The name “Project 1641” won’t be in use for too much longer.

On Monday, Chester County Economic Development Director Karlisa Dean sent out a public invitation touting “a special announcement” that will take place next Tuesday, July 11 at 10:30 a.m. at the Gateway Conference Center in Richburg. Dean confirmed that it relates to Project 1641 and that the company behind the codename will be revealed at that time.

In May, Chester County Council voted to allow Dean to enter negotiations with the as-yet unnamed company. The council has engaged in closed-door discussions on the project in each meeting since that time. This past Friday, the council held a special-called meeting with the only order of business being approving “an ordinance authorizing the execution and delivery of a fee in lieu of tax agreement by and between Chester County and Project 1641, the inclusion of certain real property located in Chester County in a multicounty industrial park; the provision of credits against fee in lieu of tax payments; the execution and delivery of such documents as may be necessary to effect the intent of this ordinance and other matters related thereto.”

That was passed unanimously, though Councilman Alex Oliphant recused himself from the vote (and from any previous discussion of the matter), because of a possible conflict of interests.

The council was slated to take up second reading of that ordinance at Monday’s regular meeting and will carry out a third reading and public hearing sometime before next Tuesday’s announcement.

Chester County has been the home of several big industrial announcements in recent years.

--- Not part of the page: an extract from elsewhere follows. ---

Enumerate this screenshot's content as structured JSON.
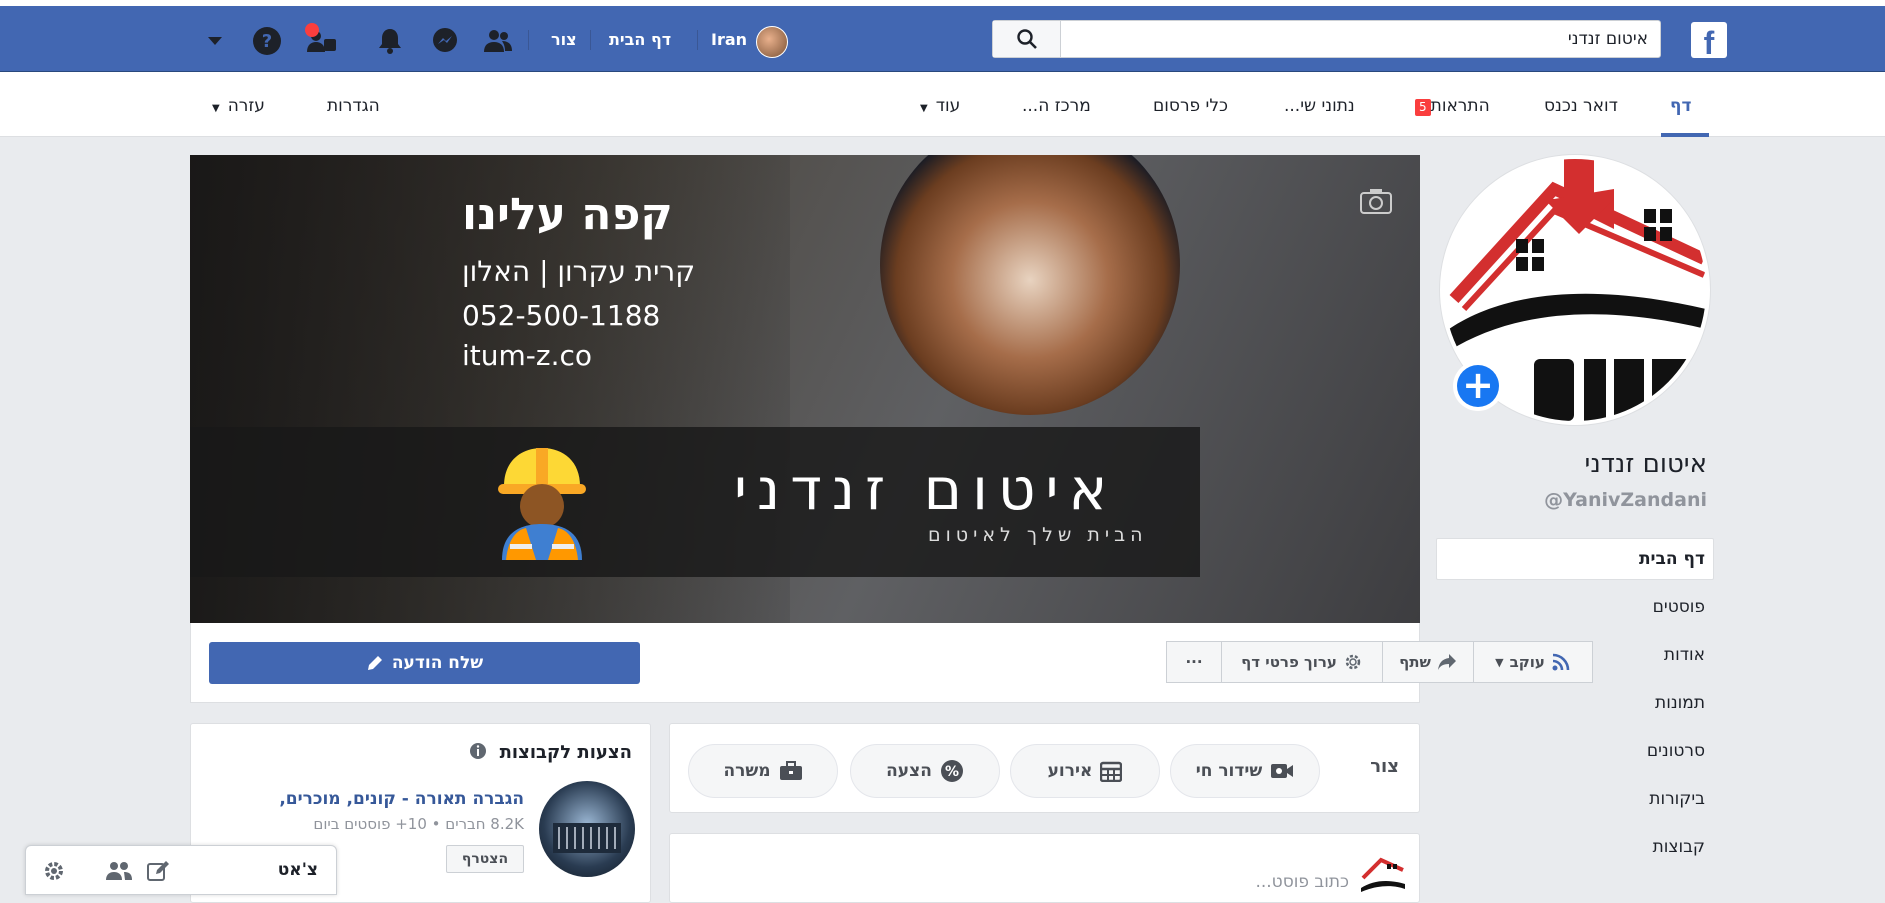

Giti Tires announced in 2014 that it would invest over $500 million in a Chester County facility (the company’s first North American plant) and eventually employ 1,700 people. Giti expects to produce its first tire in that plant later this year.

Dean said she could not offer any particulars on 1641 at this point, but did point out the importance of manufacturing to Chester County and just how much growth and job investment there has been recently.

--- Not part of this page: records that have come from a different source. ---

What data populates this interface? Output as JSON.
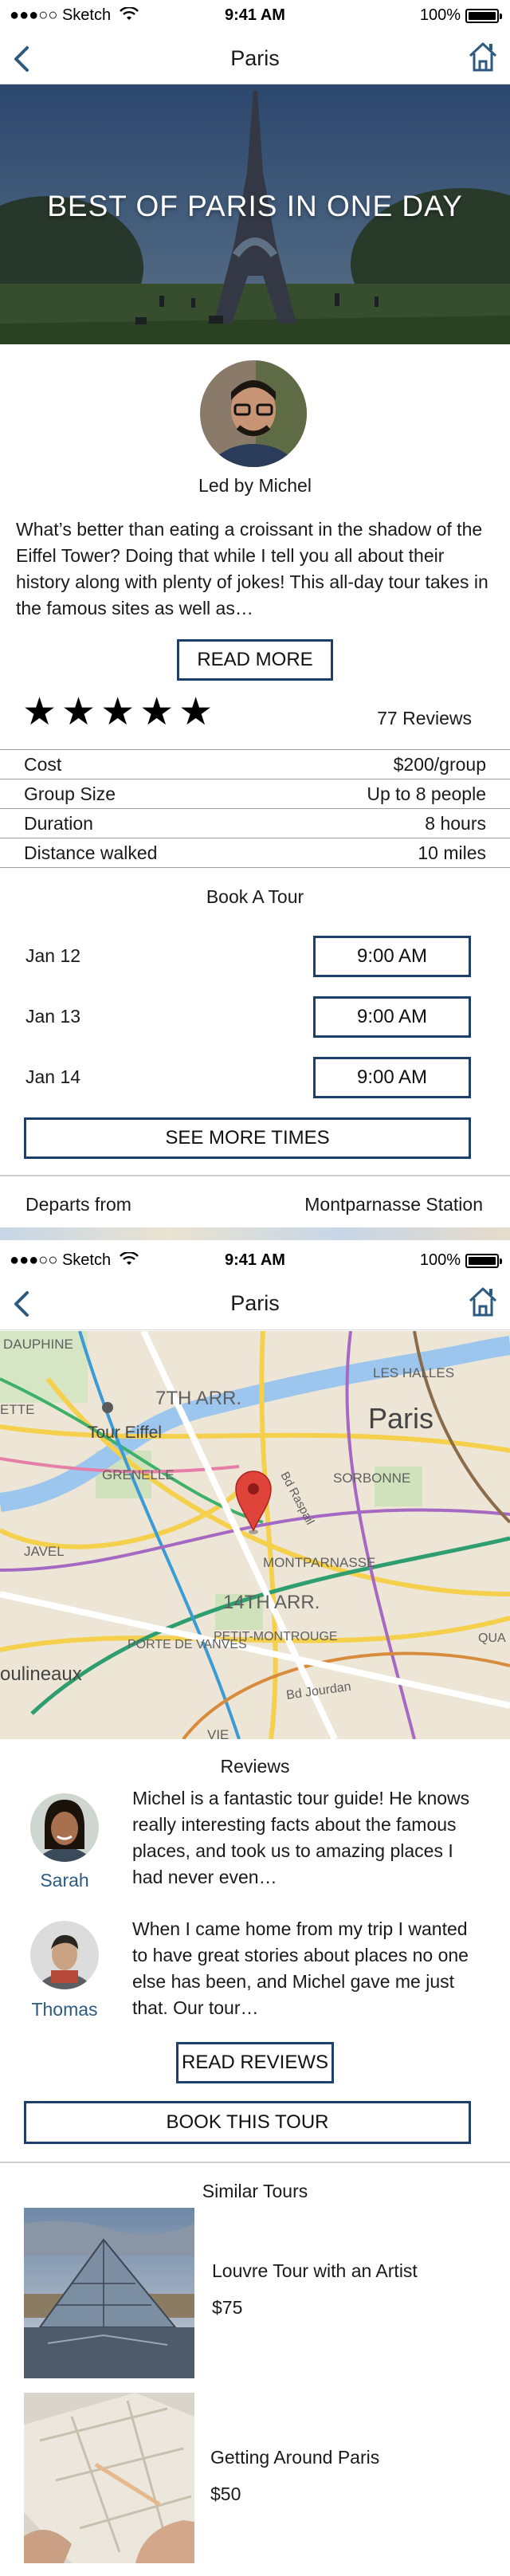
{
  "status_bar": {
    "carrier": "●●●○○ Sketch",
    "time": "9:41 AM",
    "battery": "100%"
  },
  "nav": {
    "title": "Paris"
  },
  "hero": {
    "title": "BEST OF PARIS IN ONE DAY"
  },
  "guide": {
    "led_by": "Led by Michel"
  },
  "description": "What’s better than eating a croissant in the shadow of the Eiffel Tower? Doing that while I tell you all about their history along with plenty of jokes! This all-day tour takes in the famous sites as well as…",
  "read_more": "READ MORE",
  "rating": {
    "stars": 5,
    "max": 5,
    "reviews": "77 Reviews"
  },
  "details": [
    {
      "label": "Cost",
      "value": "$200/group"
    },
    {
      "label": "Group Size",
      "value": "Up to 8 people"
    },
    {
      "label": "Duration",
      "value": "8 hours"
    },
    {
      "label": "Distance walked",
      "value": "10 miles"
    }
  ],
  "booking": {
    "title": "Book A Tour",
    "slots": [
      {
        "date": "Jan 12",
        "time": "9:00 AM"
      },
      {
        "date": "Jan 13",
        "time": "9:00 AM"
      },
      {
        "date": "Jan 14",
        "time": "9:00 AM"
      }
    ],
    "see_more": "SEE MORE TIMES"
  },
  "departs": {
    "label": "Departs from",
    "value": "Montparnasse Station"
  },
  "map": {
    "labels": [
      "DAUPHINE",
      "LES HALLES",
      "7TH ARR.",
      "Paris",
      "ETTE",
      "Tour Eiffel",
      "GRENELLE",
      "SORBONNE",
      "JAVEL",
      "MONTPARNASSE",
      "14TH ARR.",
      "PORTE DE VANVES",
      "PETIT-MONTROUGE",
      "QUA",
      "oulineaux",
      "Bd Jourdan",
      "Bd Raspail",
      "VIE"
    ]
  },
  "reviews": {
    "title": "Reviews",
    "items": [
      {
        "name": "Sarah",
        "text": "Michel is a fantastic tour guide! He knows really interesting facts about the famous places, and took us to amazing places I had never even…"
      },
      {
        "name": "Thomas",
        "text": "When I came home from my trip I wanted to have great stories about places no one else has been, and Michel gave me just that. Our tour…"
      }
    ],
    "read_reviews": "READ REVIEWS"
  },
  "book_tour": "BOOK THIS TOUR",
  "similar": {
    "title": "Similar Tours",
    "items": [
      {
        "name": "Louvre Tour with an Artist",
        "price": "$75"
      },
      {
        "name": "Getting Around Paris",
        "price": "$50"
      }
    ]
  },
  "colors": {
    "accent": "#1d3f69",
    "nav_blue": "#2d5a80",
    "pin": "#e0433a"
  }
}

“Eleven percent of South Carolina's total employment in 2016 was in the manufacturing industry (and) 27.3 percent of the employment in Chester County is in manufacturing. Forty-one existing manufacturers announced expansions in 2016. Nine of those manufacturers made 10 announcements and were from Chester County. (There were) 47,000 new manufacturing jobs announced between 2011-and 2016 (and) 2,821 of those were in Chester County,” Dean said in an email.

There is no significance or hints to what sort of industry may be coming Chester’s way hidden in the codename. The first two numbers simply denote the year the project was initiated and the second two numbers indicate the order in which projects have been undertaken. So, “1641” only means that the project started in 2016 and was the 41st project of the year.

The county is working some other projects as well. At its last meeting of June, Chester County Council discussed three projects in executive session: the aforementioned Project 1641, Project 1725 and Project 1702. The council voted to authorize Dean to “proceed with negotiations” with 1725 and 1702.